But even in a daylight-flooded facility, energy and money can be wasted if lights are not switched off or are brighter than necessary. Light sensors are an affordable and easy way to ensure that artificial light is only used as necessary. When there is sufficient natural light coming in, the sensors will automatically dim the lights to the appropriate level.
Indoor Air Quality
On a tight budget, IAQ is a factor for which tough decisions absolutely must be made early in the design phase if budget is to be balanced with needs. The type of HVAC system (Heating/Ventilation/Air Conditioning) chosen will have a major impact on both budget and indoor environmental quality.
The most important decision regarding HVAC systems is whether to use a Continuous Air Volume (CAV) or a Variable Air Volume (VAV) system. A CAV system is cheaper, but offers only one temperature setting for multiple rooms. Essentially, you trade cost for controllability. A VAV system, on the other hand, can allow separate thermostats for multiple rooms. So while it is more expensive in upfront costs (by as much as 20 percent), a VAV system offers greater control in each room. This leads to increased efficiency in heating, cooling and maintaining humidity levels in the facility, which translates to greater cost efficiency.
Another tool to improve IAQ is the inclusion of operable windows. After decades of fixed windows as a standard feature in school design, there is finally a movement to have greater operability. Operable windows allow for natural ventilation and can go hand-in-hand with daylighting to improve student performance and reduce stress. For those reasons, Teaneck Community Charter School now has operable windows in every classroom.
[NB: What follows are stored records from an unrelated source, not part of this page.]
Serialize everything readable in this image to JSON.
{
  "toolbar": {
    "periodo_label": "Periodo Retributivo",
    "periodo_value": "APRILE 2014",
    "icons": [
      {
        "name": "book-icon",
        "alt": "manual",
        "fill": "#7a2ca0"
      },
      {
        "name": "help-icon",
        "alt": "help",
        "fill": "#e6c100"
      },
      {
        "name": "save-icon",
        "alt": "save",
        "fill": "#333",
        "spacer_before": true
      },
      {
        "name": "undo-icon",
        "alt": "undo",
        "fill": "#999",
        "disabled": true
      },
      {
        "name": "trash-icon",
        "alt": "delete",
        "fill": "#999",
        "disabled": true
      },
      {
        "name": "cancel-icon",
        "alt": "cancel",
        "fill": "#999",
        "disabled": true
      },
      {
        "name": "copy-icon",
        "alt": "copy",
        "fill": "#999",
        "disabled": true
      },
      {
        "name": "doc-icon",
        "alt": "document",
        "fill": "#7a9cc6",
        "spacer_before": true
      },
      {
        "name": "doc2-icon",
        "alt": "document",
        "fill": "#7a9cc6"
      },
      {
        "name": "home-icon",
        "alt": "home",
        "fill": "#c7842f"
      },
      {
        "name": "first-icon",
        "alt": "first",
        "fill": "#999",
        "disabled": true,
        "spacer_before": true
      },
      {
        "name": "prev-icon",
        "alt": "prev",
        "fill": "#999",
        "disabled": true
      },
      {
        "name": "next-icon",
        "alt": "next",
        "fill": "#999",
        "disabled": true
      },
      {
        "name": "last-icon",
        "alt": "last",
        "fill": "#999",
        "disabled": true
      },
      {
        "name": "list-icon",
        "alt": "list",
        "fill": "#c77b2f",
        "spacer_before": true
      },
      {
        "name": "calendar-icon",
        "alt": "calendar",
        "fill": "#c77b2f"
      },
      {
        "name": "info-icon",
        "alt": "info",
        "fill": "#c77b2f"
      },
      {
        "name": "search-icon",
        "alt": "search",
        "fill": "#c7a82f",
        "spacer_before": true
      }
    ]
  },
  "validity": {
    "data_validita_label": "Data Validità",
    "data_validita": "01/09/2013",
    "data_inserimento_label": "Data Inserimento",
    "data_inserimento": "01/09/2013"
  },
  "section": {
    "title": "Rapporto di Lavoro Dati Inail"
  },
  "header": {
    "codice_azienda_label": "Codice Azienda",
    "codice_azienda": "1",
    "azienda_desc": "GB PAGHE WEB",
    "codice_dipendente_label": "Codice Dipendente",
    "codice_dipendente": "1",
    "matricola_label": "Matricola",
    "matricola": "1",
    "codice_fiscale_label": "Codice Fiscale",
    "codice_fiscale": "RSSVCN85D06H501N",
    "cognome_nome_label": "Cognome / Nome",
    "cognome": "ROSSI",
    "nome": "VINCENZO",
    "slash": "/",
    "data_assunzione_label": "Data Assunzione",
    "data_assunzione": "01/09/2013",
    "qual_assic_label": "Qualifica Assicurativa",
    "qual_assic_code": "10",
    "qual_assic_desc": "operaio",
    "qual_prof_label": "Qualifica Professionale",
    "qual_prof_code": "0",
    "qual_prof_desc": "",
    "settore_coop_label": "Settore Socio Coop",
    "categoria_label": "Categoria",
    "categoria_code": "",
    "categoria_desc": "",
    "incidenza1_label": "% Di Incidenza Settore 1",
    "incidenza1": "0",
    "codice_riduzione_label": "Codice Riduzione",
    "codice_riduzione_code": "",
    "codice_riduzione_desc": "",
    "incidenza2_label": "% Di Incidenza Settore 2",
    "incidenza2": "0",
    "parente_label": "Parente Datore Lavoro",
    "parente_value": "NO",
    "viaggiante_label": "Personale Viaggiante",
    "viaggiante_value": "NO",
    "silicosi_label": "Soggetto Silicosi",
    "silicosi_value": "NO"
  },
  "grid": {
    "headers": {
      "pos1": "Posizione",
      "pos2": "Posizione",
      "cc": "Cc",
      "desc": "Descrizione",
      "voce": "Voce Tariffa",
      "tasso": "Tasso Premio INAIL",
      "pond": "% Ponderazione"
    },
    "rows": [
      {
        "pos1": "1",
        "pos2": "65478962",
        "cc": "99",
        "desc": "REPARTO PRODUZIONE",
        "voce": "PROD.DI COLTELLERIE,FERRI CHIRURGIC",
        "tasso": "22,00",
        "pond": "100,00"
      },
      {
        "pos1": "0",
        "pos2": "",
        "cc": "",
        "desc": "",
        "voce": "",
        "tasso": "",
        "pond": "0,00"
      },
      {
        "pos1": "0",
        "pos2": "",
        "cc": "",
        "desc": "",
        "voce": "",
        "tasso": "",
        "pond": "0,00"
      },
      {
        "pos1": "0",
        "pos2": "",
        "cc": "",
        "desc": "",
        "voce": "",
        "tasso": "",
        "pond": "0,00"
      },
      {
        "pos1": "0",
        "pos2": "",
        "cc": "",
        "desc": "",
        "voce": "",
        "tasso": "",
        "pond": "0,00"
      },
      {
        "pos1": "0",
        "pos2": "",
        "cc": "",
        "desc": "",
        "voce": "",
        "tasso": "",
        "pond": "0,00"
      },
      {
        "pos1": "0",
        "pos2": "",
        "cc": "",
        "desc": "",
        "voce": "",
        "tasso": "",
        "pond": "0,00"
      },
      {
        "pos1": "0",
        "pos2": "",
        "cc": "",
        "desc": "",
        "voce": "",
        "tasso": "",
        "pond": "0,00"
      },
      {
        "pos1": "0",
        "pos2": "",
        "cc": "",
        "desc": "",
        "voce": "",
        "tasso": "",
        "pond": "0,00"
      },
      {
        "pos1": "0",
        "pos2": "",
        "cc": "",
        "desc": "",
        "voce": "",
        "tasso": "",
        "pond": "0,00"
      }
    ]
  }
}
The Teaneck project demonstrates that it is, in fact, possible to design a school facility with terrific indoor environmental quality, even on a tight budget. It simply calls for advance planning and early decisions that promote good acoustics, daylighting and indoor air quality. Students do best when they do their studying ahead of time; when it comes to design, smart schools should do the same.
Larry Wente is a co-founder of Gertler & Wente Architects in New York City. He can be reached at firstname.lastname@example.org or at 212/273-9888.